The washing of feet was a menial act of hospitality in the OT (see Gn 18:4, 19:2). It was often performed for guests by a servant or the wife of the host. The Gospel of John (13:1-17) records that Jesus washed the feet of the disciples at the Last Supper. Jesus urged the disciples to follow his example of generous and humble service. They should wash one another’s feet, as their feet had been washed by Jesus, their Lord and Teacher. Jesus’ washing of the disciples’ feet was a lived expression of his teaching that “whoever wishes to be first among you must be slave of all” (Mk 10:43-44). The foot-washing also expressed Jesus’ “new commandment” for his disciples to love one another, as he had loved them (Jn 13:34).

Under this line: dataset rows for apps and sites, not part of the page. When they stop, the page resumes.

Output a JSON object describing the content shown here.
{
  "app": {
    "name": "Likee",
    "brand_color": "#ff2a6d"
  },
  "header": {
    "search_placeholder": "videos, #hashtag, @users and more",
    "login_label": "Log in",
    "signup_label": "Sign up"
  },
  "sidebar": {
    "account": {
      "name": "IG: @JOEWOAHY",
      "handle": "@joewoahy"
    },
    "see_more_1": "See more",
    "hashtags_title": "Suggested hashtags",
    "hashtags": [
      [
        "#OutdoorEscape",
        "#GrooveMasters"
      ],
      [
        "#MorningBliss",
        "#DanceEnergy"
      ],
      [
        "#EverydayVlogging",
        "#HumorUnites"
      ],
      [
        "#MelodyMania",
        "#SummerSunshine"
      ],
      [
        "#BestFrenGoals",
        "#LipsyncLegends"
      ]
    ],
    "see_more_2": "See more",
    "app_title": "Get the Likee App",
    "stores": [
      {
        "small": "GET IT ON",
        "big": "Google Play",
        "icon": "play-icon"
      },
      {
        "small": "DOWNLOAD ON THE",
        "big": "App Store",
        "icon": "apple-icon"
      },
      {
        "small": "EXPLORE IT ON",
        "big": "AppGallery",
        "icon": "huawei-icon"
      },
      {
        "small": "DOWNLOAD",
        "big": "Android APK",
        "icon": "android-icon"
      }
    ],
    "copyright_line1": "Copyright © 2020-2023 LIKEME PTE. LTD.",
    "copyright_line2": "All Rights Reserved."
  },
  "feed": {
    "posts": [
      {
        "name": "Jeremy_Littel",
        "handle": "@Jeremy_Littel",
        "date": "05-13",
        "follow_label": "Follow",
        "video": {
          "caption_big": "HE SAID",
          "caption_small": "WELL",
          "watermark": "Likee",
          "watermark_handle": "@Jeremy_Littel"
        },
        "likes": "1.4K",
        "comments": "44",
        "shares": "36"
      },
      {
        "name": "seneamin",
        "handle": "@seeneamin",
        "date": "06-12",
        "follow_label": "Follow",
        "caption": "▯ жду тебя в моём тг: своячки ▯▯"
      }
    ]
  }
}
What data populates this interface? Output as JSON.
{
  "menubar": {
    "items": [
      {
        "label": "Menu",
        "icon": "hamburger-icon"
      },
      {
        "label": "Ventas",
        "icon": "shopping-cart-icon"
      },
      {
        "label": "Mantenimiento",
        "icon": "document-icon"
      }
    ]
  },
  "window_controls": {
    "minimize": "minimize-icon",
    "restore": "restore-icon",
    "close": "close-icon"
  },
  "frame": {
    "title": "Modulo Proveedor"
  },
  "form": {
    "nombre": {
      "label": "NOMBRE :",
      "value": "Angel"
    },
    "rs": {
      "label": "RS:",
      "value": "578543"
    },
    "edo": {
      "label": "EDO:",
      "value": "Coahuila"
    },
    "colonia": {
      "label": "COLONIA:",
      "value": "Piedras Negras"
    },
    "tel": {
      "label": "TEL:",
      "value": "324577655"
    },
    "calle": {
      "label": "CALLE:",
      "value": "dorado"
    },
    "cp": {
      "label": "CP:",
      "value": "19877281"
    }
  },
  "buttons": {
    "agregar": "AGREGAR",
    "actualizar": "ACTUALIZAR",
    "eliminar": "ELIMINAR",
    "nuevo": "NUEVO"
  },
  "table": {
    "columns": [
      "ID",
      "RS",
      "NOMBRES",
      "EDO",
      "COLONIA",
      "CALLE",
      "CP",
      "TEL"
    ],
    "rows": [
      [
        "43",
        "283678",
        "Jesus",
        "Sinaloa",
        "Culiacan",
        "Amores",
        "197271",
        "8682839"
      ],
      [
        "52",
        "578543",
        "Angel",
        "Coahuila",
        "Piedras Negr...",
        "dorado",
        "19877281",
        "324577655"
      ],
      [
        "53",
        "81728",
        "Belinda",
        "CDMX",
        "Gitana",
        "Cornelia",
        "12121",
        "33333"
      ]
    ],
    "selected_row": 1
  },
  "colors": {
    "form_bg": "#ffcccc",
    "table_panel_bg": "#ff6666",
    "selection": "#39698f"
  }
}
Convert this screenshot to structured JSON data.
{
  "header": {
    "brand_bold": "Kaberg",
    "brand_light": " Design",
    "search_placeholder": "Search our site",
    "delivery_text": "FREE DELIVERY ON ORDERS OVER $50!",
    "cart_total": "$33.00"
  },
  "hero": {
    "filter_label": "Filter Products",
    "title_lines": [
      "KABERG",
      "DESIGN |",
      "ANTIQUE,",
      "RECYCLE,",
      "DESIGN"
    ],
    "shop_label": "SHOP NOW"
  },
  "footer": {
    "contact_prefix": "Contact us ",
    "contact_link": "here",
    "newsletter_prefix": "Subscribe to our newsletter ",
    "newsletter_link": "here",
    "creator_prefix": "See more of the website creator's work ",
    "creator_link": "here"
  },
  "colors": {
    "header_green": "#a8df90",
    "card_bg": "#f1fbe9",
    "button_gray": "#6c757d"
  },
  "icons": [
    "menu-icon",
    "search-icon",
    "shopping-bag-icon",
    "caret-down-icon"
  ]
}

The washing of feet continued in the early Christian church. The requirements for enrollment on the list of widows includes the expectation that a widow would have “washed the saints’ feet” (1 Tm 4:9-10). The ceremonial washing of feet is mentioned by Augustine of Hippo (354-430). The foot-washing has been associated with the Maundy Thursday liturgy since the seventh century in Spain. The name “Maundy” is from the Latin antiphon that was used on this day, based on Jesus’ “new commandment” of love on the Thursday before his death. The foot-washing has also been associated with baptism. In the ancient Gallican rites, the feet of the newly baptized were washed by the ranking prelate after baptism.